The string "title" may appear in lines of the entries below. Report how many lines hold it, with only the number.

Extracted records:
━━━

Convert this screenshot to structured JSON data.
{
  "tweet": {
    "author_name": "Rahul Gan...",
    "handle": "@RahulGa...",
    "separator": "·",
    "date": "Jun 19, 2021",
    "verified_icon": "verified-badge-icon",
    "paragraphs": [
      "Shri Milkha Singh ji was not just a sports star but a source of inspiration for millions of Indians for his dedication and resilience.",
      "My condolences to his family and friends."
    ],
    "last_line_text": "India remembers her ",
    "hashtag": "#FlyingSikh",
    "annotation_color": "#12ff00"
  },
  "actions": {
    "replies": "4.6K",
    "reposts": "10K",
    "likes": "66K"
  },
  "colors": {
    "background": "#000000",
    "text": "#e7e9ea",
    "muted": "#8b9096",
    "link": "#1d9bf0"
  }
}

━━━

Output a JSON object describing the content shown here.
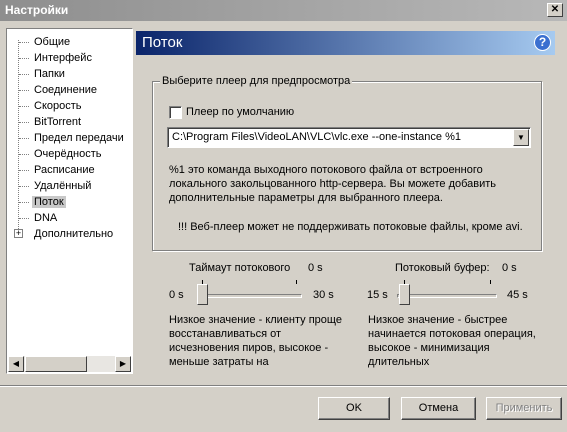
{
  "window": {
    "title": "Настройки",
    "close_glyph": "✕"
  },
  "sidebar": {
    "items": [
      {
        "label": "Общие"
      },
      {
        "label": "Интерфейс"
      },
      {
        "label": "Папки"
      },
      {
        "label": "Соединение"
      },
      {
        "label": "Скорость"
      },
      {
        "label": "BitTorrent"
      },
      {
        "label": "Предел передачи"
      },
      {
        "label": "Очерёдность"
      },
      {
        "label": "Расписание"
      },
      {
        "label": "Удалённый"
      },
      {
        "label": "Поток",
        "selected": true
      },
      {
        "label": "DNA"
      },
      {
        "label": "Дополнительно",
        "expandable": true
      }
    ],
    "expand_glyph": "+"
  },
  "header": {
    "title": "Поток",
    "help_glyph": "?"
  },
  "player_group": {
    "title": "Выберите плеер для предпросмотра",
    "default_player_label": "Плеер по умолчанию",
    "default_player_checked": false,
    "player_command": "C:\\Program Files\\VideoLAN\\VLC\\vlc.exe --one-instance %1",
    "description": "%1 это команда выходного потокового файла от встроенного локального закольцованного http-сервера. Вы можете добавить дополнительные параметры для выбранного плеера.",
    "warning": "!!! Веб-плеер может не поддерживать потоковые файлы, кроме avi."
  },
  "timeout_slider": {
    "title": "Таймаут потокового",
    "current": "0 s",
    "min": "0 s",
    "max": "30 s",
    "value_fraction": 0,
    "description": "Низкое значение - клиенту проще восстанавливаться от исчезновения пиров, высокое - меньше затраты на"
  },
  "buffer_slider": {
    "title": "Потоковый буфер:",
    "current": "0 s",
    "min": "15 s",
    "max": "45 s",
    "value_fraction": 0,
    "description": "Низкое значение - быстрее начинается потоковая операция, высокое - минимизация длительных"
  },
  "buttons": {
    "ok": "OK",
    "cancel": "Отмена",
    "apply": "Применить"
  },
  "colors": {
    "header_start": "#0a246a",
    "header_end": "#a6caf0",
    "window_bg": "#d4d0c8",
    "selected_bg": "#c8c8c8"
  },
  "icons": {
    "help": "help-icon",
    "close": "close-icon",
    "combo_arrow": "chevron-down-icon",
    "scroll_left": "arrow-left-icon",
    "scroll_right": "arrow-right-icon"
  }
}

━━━

> _EXERCISE RESPONSE_: 5